We all want success. Success in our personal and professional lives. Success with our goals and resolutions. Success for our kids and our families.
And when it comes to leading our credit unions and banks we also want success. Success with those loan promotions. Success with our new (and well established) branches. Success with those new hires. And probably most of all, success with our strategic and marketing plans.
However, while we certainly want to achieve success we must also recognize that success is a trap—especially a strategic trap.
How so? Consider the examples from brands like Sears, Radio Shack and even most recently with their store closings Macy’s. At one point or another in their executive management team meetings and strategic planning sessions they were probably all applauding their success. “Look at our gross sales numbers,” “we’re crushing the competition,” and “we’re the leaders in our industry” were all statements that were probably uttered. And now where are those once iconic brands: either dead or dying.
The reality is many organizations fail because they become complacent (or even worse: stale). It’s the success trap.
When conducting strategic planning sessions for successful, growing and large credit unions or banks we often remind them to celebrate success but to mindful of it.
If you are enjoying record growth, remember to do two things:
- Analyze your success—Do a deep dive into why things are going so well. Run the numbers, talk to your people, and get as thorough an understanding as possible about the “why.” Then make a list of principles you can use moving forward.
- Adjust your success—Even when things are going well, look for ways to make changes. As the old saying goes, “the only thing constant is change.” You should always be looking for improvement, whether it is through processes, technologies, or new ideas. In other words, become a student of success.
The greatest danger in your success is actually your own success.
When it comes to your marketing, we’ve written about cutting the copy. For your strategy, however, you need to cut the priorities. In most planning sessions credit unions and banks add tasks, strategic initiatives, timelines, and tons of data.
How often do we actually cut things in our strategic planning sessions? Probably not enough. The reality is, true strategy means pruning.
Try answering this question at your next management team or board meeting, “What do we want to be the best at?” As noted in the Myth of Excellence, you can’t be great at everything. So stop trying. You have to choose your priorities. And that requires a great deal of strategic pruning.
Here are some tips when it comes to those strategic trim downs:
- Prune, prune and prune some more until you get down to three or four strategic initiatives (with three being ideal).
- When you cut don’t cheat: don’t combine two priorities into one or don’t put a bunch of sub priorities under one larger heading.
- Cut to the core essence and priorities you are currently facing.
- Communicate your priorities to your staff (don’t let them become overburdened with an overwhelming plan).
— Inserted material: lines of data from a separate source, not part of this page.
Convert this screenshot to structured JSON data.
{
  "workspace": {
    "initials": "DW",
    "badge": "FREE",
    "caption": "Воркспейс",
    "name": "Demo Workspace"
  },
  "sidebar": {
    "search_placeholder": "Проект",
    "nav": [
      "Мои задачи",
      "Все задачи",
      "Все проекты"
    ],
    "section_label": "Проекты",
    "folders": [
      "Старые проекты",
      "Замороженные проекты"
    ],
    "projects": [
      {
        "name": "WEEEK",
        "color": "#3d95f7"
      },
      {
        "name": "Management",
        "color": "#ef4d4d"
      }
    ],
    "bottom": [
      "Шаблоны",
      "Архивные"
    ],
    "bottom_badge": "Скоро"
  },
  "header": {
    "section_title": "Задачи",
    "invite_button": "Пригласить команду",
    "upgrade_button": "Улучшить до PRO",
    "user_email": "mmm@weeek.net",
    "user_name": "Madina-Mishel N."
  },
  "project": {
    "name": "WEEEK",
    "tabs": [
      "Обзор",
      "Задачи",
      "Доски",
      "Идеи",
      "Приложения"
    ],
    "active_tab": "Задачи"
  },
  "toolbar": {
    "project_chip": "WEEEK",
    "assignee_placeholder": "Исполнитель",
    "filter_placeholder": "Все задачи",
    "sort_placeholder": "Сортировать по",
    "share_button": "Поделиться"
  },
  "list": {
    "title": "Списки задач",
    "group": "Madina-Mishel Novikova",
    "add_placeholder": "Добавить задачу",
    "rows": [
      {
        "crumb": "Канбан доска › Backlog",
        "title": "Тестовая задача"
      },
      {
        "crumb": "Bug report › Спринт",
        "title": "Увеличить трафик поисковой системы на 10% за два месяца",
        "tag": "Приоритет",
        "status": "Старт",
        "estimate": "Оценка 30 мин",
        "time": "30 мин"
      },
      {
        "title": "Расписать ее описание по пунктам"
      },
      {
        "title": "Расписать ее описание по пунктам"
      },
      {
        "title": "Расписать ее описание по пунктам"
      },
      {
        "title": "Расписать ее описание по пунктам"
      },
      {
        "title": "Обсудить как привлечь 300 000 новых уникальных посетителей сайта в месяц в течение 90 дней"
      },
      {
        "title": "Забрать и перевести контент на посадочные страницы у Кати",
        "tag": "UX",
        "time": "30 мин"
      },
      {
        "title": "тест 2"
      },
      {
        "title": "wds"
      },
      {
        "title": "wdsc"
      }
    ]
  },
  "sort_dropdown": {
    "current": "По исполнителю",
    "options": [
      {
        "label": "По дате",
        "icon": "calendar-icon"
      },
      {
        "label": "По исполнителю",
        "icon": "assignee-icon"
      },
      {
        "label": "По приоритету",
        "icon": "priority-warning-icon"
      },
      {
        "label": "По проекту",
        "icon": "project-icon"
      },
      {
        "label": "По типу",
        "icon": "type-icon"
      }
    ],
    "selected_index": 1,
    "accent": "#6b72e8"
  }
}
Some examples of what your credit union or bank could prune down to include a certain product (make acquiring car loans or checking accounts your top priority). Or maybe your focus is your people (knowing that if you invest in developing your people, you’ll get great results). Perhaps it’s teaching your employees how to engage with rather than sell to consumers.
The point is to determine that one thing that if you could only accomplish it during the next planning cycle, everything else would fall into place (a concept from the book The One Thing; a great read, by the way).
The most successful organizations focus. They prune. So rather than ask, “what are we going to put into our strategic plan this year?” ask “what are we going to remove from our strategic plan?”